6 March 2009
The last two weeks of February were characterised by calm, mild weather with grey, overcast skies.
These conditions provided plenty of opportunities for digging, weeding and planting - delayed by the snow and ice at the start of the month. March brings a noticeable change of atmosphere with lighter evenings, and the birds are more active - a sign that spring is on the way. In a matter of weeks the dark winter days will be past, giving more time to enjoy the garden and finish off preparations for planting. However, the weather for March is looking unsettled, with temperatures forecast to drop, bringing cooler conditions.
The garden centres and nurseries are full of spring flowering plants - violas, pansies, dwarf Narcissi, Jonquils (tiny daffodils) and brightly coloured primroses; all can be used for early spring displays to brighten up the garden, patio or window box.
The wild primrose (cultivated for sale) has delicate pale lemon flowers and is an ideal container plant - less showy than the bright coloured hybrids of the same species.
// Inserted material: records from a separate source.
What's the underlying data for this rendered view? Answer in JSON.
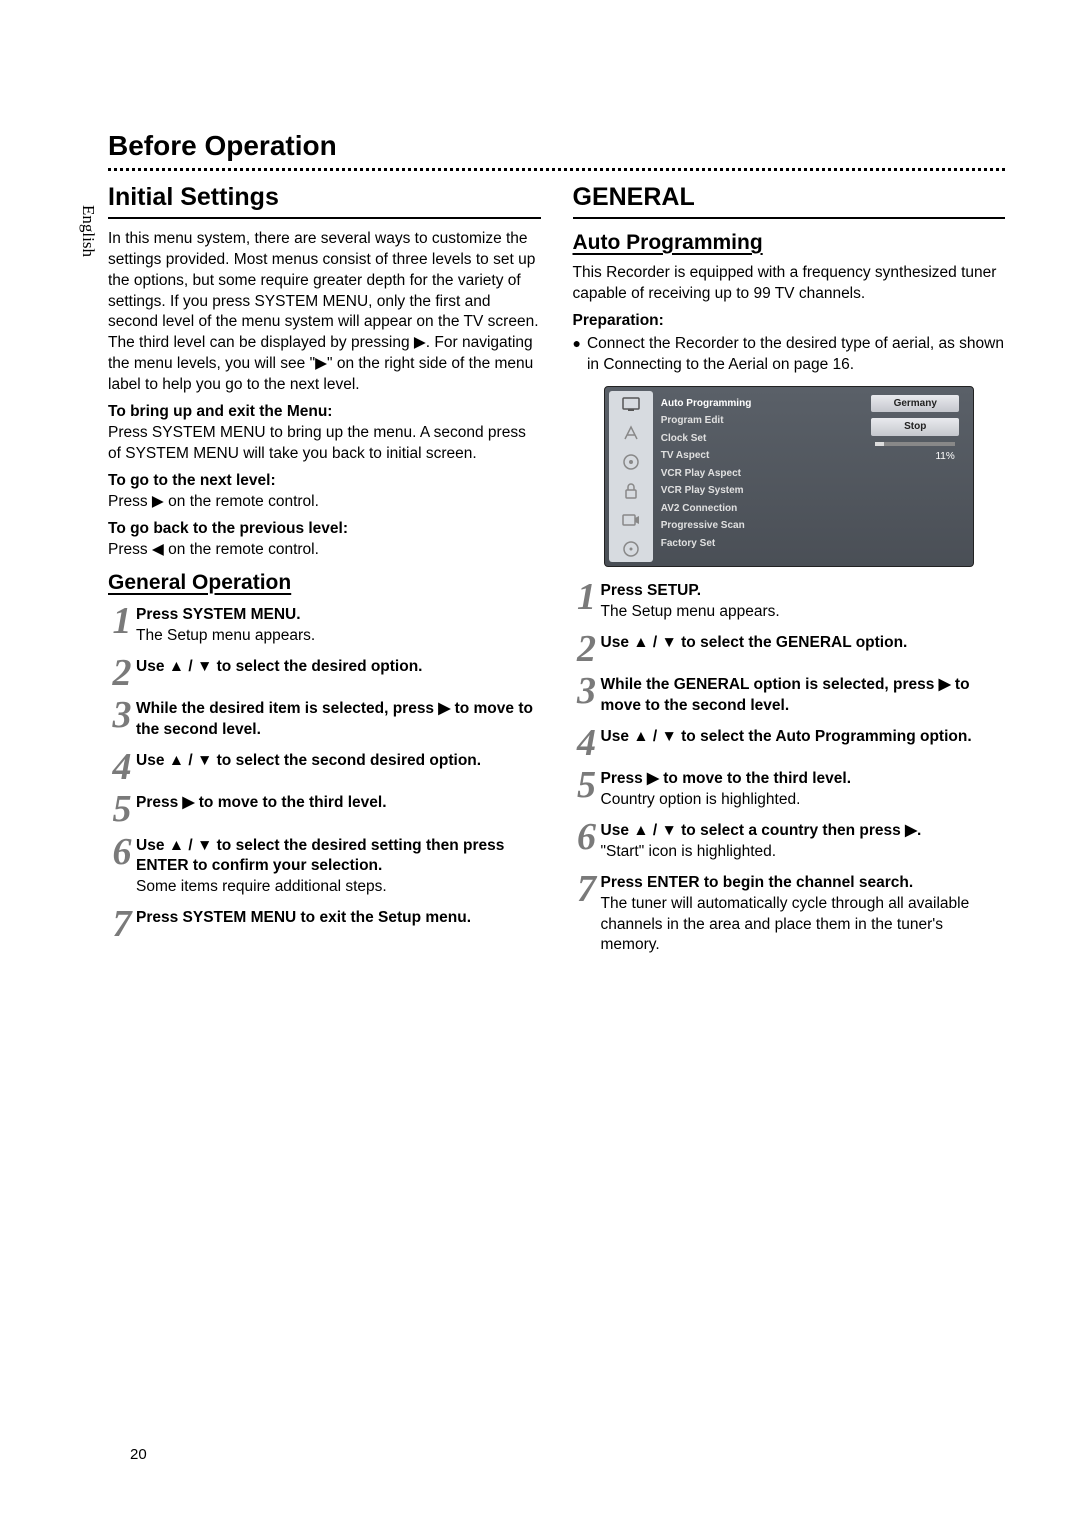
{
  "langTab": "English",
  "beforeOperation": "Before Operation",
  "leftCol": {
    "initialSettings": "Initial Settings",
    "intro": "In this menu system, there are several ways to customize the settings provided. Most menus consist of three levels to set up the options, but some require greater depth for the variety of settings. If you press SYSTEM MENU, only the first and second level of the menu system will appear on the TV screen. The third level can be displayed by pressing ▶. For navigating the menu levels, you will see \"▶\" on the right side of the menu label to help you go to the next level.",
    "bringUpTitle": "To bring up and exit the Menu:",
    "bringUpBody": "Press SYSTEM MENU to bring up the menu. A second press of SYSTEM MENU will take you back to initial screen.",
    "nextLevelTitle": "To go to the next level:",
    "nextLevelBody": "Press ▶ on the remote control.",
    "prevLevelTitle": "To go back to the previous level:",
    "prevLevelBody": "Press ◀ on the remote control.",
    "generalOperation": "General Operation",
    "steps": [
      {
        "n": "1",
        "bold": "Press SYSTEM MENU.",
        "body": "The Setup menu appears."
      },
      {
        "n": "2",
        "bold": "Use ▲ / ▼ to select the desired option.",
        "body": ""
      },
      {
        "n": "3",
        "bold": "While the desired item is selected, press ▶ to move to the second level.",
        "body": ""
      },
      {
        "n": "4",
        "bold": "Use ▲ / ▼ to select the second desired option.",
        "body": ""
      },
      {
        "n": "5",
        "bold": "Press ▶ to move to the third level.",
        "body": ""
      },
      {
        "n": "6",
        "bold": "Use ▲ / ▼ to select the desired setting then press ENTER to confirm your selection.",
        "body": "Some items require additional steps."
      },
      {
        "n": "7",
        "bold": "Press SYSTEM MENU to exit the Setup menu.",
        "body": ""
      }
    ]
  },
  "rightCol": {
    "general": "GENERAL",
    "autoProgramming": "Auto Programming",
    "intro": "This Recorder is equipped with a frequency synthesized tuner capable of receiving up to 99 TV channels.",
    "prepTitle": "Preparation:",
    "prepBullet": "Connect the Recorder to the desired type of aerial, as shown in Connecting to the Aerial on page 16.",
    "osd": {
      "items": [
        "Auto Programming",
        "Program Edit",
        "Clock Set",
        "TV Aspect",
        "VCR Play Aspect",
        "VCR Play System",
        "AV2 Connection",
        "Progressive Scan",
        "Factory Set"
      ],
      "country": "Germany",
      "stop": "Stop",
      "pct": "11%"
    },
    "steps": [
      {
        "n": "1",
        "bold": "Press SETUP.",
        "body": "The Setup menu appears."
      },
      {
        "n": "2",
        "bold": "Use ▲ / ▼ to select the GENERAL option.",
        "body": ""
      },
      {
        "n": "3",
        "bold": "While the GENERAL option is selected, press ▶ to move to the second level.",
        "body": ""
      },
      {
        "n": "4",
        "bold": "Use ▲ / ▼ to select the Auto Programming option.",
        "body": ""
      },
      {
        "n": "5",
        "bold": "Press ▶ to move to the third level.",
        "body": "Country option is highlighted."
      },
      {
        "n": "6",
        "bold": "Use ▲ / ▼ to select a country then press ▶.",
        "body": "\"Start\" icon is highlighted."
      },
      {
        "n": "7",
        "bold": "Press ENTER to begin the channel search.",
        "body": "The tuner will automatically cycle through all available channels in the area and place them in the tuner's memory."
      }
    ]
  },
  "pageNum": "20"
}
Viburnum tinus, a winter flowering evergreen shrub and Euonymus, another evergreen with variegated foliage, bought as small specimens (six to eight inches) can be grown in containers alongside spring flowers.
The evergreen shrubs can be left when the seasonal displays are changed.
One notable plant that starts flowering in early March is Camellia japonica. If there is only room for one shrub in the garden or container choose a Camellia.
They are not difficult to grow but have one key requirement - a peat based soil.
This can be achieved by digging in peat (preferably the peat substitute compost) before planting and adding this compost around the plant twice a year in spring and autumn. If Camellias are grown in containers, a proprietary peat compost can be used; they do not like tap water and so rain (or filtered) water is needed.
Camellias have dark glossy green leaves year round, in January the flower buds appear followed by gorgeous luxurious blooms in March. The colour range is pale pink, salmon pink, deep pink, red stripped pink or palest white. They do not need pruning (only to remove dead or damaged branches) and grow in a bushy habit.
RAILTON ROAD SE24,
Leasehold, For Sale
TEA TRADE WHARF SE1, £1,295,000 , For Sale
TOWER BRIDGE WHARF E1W, £550 , per week, For Sale
PROVIDENCE SQUARE SE1, £1,600,000 , For Sale